The issue is, what do we have to offer to the Kashmiri youth. If we can offer them prospect of dignified life, they will run for it, but if we offer corruption, non-governance, they wonât believe any promise. Then they will be tempted to take out their frustration, and how do they do that? They will do that through stones.
It is true that Kashmir issue has to be resolved, but it is not in the hands of Hurriyat Conference, it is not even in the hands of Pakistan. It is wrong to assume that we talk to the Hurriyat and the issue will be resolved. Hurriyat never had any control.
SM: Talking about the youth, for the first time in several decades, one saw the students in Kashmir coming out in protest against the security forces. This was a reaction to the police crackdown in a degree college in South Kashmirâs Pulwama.

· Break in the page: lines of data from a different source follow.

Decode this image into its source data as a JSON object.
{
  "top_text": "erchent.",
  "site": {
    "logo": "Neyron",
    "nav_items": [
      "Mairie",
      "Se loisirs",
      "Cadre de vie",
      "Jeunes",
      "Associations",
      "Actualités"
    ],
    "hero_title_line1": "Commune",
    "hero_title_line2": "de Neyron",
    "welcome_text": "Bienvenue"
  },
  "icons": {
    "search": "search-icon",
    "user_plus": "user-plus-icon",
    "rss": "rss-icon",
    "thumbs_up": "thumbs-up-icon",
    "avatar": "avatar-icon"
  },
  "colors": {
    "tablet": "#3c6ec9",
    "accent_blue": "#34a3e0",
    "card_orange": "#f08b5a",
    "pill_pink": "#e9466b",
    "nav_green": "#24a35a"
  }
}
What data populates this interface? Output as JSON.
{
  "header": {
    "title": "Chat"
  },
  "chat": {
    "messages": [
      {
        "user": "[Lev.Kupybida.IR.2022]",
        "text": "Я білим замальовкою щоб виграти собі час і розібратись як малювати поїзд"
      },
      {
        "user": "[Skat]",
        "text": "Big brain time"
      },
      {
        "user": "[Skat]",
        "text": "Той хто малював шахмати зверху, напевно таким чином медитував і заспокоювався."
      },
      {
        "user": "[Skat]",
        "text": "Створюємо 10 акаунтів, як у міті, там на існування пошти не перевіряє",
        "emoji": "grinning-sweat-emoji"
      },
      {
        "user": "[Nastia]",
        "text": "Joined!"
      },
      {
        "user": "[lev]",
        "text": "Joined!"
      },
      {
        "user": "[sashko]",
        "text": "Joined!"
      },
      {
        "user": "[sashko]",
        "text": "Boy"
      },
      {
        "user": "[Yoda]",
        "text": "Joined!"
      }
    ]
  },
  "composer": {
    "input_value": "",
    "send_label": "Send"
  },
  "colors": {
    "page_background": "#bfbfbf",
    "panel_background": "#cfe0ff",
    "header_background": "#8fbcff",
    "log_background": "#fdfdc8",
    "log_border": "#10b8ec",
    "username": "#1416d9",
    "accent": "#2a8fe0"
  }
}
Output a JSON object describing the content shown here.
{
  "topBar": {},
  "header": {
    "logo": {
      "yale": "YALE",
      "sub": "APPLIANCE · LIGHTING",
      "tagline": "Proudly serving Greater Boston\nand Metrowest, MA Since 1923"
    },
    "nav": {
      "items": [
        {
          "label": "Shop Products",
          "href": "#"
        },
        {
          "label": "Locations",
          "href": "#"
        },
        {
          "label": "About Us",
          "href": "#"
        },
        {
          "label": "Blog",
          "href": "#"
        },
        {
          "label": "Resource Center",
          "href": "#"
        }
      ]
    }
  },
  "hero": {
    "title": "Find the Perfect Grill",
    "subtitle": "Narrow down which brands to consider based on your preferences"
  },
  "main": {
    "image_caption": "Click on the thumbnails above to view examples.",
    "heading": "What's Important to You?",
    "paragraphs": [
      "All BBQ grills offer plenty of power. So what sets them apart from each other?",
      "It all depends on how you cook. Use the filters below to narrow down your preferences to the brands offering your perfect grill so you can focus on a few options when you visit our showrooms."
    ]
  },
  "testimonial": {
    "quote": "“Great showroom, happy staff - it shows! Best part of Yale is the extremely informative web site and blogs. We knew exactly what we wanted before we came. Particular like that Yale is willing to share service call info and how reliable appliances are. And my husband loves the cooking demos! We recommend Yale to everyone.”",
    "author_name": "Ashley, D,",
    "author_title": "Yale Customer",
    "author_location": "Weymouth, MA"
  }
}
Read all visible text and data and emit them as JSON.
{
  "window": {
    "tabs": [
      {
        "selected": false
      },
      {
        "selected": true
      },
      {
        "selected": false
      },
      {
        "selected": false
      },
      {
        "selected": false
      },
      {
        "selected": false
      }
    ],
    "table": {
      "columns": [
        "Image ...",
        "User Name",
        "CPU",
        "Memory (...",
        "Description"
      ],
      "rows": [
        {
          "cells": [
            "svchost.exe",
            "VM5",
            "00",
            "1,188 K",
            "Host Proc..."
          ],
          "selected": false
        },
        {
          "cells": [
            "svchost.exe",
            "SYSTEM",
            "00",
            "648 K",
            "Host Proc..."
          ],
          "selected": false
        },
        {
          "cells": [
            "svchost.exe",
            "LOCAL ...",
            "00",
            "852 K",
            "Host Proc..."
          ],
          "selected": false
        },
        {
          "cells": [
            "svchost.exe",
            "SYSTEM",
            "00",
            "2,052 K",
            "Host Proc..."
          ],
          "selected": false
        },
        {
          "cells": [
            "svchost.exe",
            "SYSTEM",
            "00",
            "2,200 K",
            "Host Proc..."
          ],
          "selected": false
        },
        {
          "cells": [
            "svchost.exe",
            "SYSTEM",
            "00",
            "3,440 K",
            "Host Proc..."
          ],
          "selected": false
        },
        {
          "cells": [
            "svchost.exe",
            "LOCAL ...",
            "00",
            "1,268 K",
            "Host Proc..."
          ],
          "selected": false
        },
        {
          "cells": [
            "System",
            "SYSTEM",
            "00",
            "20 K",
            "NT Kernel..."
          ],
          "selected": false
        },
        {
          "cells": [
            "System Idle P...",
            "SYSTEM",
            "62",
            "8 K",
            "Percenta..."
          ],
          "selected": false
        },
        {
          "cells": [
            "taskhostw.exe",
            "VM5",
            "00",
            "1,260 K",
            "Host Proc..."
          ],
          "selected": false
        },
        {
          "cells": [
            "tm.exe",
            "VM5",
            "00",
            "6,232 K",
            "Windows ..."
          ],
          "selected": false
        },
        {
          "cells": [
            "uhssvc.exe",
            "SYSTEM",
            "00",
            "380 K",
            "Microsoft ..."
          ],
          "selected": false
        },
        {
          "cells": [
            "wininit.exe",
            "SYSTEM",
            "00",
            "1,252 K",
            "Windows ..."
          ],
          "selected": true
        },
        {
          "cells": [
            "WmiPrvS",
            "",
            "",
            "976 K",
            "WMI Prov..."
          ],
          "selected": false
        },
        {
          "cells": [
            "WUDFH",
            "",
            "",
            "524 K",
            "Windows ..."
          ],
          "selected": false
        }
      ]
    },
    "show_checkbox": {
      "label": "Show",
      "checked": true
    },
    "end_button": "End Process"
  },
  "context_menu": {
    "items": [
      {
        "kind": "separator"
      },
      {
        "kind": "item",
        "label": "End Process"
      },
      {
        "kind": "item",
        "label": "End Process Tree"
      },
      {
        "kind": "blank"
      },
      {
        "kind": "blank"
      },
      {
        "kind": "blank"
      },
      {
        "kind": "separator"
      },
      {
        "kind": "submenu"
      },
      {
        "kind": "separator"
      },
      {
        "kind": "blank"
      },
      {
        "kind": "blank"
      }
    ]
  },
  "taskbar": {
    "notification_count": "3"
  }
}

Do you think the police made a mistake there?
MB: Police invaded Pulwama degree college. This was the worst thing that could have happened. They should have cordoned the college. Police made a similar mistake earlier as well. I assure you that Burhan Wani could have been arrested, and a lot of bloodshed spared. He was druggedâ¦ one section of police wanted to arrest him, another wanted to kill him.
Now the officer who ordered police to go in the degree college should be looked into. I will ask the Chief Minister to find out who authorised this officer to order police to move inâ¦ because the entire youth, all colleges, have got involved since.
And mark my words, if the youth get a leadership this time, if youth power is unleashed and they organise themselves into a political power, Hurriyat will be irrelevant and mainstream politicians are going to be irrelevant. If youths find a political platform, all of us will be redundant, it will be a different ballgame and this will turn out to be a very, very dangerous turn of events.